What to work on — Please read the records below and return each line holding the string "name".

Data for this exercise —

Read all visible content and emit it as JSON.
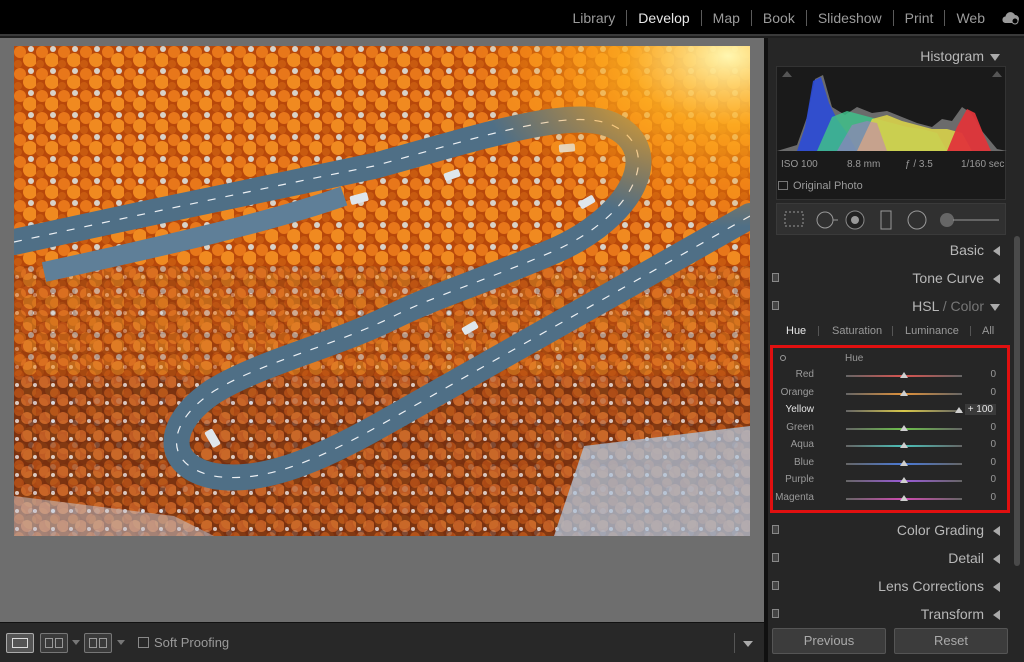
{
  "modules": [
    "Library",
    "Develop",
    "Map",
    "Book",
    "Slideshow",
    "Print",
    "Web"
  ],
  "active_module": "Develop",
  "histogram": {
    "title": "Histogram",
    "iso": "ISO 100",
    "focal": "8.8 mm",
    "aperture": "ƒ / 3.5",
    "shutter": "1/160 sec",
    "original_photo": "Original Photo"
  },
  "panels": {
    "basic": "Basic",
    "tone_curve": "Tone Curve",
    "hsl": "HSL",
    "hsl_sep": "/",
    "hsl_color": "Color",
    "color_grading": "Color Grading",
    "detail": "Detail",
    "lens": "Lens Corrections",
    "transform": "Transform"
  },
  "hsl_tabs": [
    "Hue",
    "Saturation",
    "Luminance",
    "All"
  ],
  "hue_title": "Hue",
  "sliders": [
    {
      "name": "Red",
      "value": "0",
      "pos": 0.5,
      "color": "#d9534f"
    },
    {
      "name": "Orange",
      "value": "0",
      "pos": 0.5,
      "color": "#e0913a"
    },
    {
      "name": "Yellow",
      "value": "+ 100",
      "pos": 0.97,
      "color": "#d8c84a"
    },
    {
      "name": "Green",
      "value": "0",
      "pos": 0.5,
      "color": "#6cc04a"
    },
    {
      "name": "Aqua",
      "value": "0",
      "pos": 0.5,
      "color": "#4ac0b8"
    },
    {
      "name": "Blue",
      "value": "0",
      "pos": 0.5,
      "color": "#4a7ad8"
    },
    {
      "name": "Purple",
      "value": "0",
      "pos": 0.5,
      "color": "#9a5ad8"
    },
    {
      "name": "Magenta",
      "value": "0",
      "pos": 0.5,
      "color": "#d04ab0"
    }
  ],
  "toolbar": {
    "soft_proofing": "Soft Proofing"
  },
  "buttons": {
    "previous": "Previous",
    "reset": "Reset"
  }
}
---
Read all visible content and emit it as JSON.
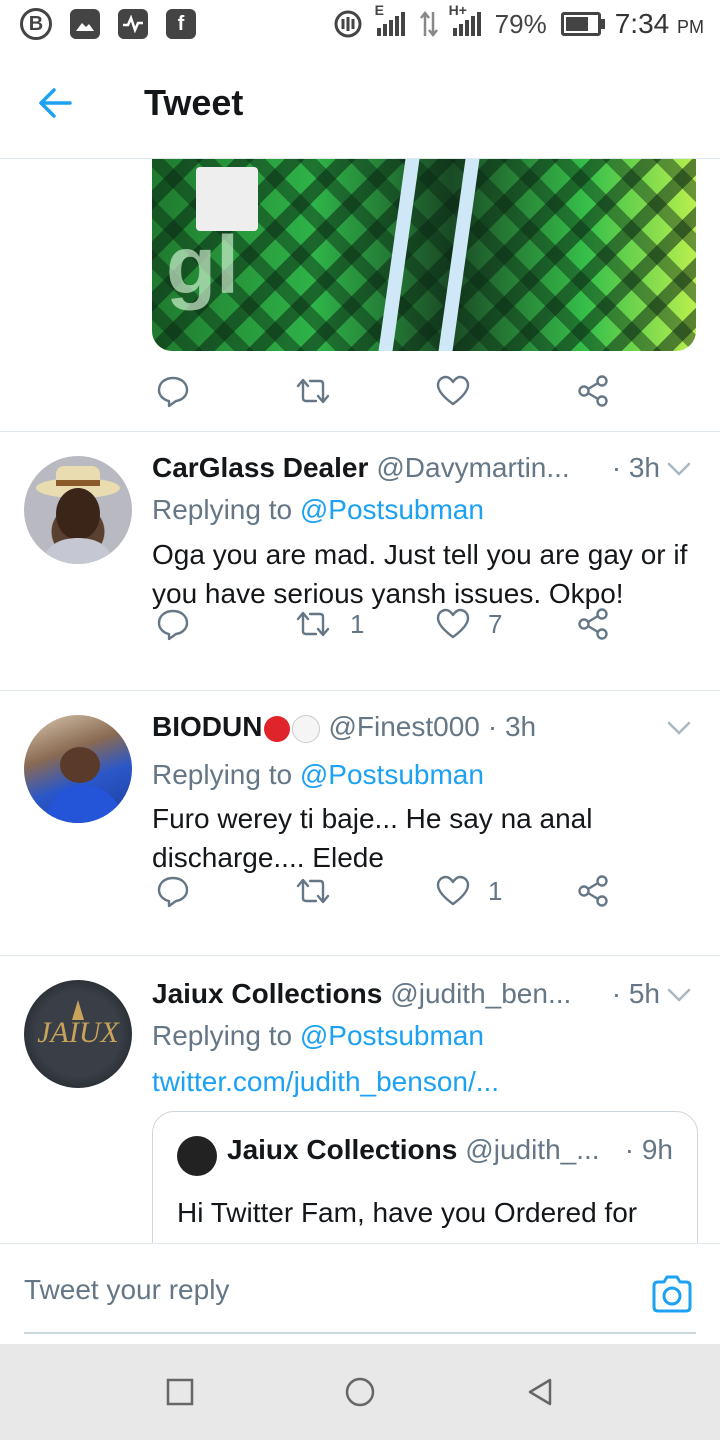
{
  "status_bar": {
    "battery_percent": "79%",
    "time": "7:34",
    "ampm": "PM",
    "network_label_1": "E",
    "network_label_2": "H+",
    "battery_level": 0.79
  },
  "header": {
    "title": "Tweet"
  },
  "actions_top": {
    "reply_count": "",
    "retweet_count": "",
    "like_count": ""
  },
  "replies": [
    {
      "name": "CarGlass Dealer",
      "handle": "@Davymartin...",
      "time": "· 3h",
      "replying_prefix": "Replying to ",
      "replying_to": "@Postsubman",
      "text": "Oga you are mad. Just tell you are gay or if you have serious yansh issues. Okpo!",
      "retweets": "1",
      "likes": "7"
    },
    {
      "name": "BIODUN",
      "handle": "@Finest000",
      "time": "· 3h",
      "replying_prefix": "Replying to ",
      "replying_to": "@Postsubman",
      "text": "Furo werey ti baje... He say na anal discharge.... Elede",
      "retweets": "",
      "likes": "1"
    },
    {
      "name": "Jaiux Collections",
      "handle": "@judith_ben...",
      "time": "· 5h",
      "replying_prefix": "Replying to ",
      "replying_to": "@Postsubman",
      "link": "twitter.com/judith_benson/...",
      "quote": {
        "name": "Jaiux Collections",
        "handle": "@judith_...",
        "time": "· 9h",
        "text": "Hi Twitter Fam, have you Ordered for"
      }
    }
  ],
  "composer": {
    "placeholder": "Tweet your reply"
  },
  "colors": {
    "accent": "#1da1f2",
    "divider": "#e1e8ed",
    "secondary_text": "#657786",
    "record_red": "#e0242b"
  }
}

Completed exercise —
      "name": "Red",
      "name": "Orange",
      "name": "Yellow",
      "name": "Green",
      "name": "Aqua",
      "name": "Blue",
      "name": "Purple",
      "name": "Magenta",
      "name": "CarGlass Dealer",
      "name": "BIODUN",
      "name": "Jaiux Collections",
        "name": "Jaiux Collections",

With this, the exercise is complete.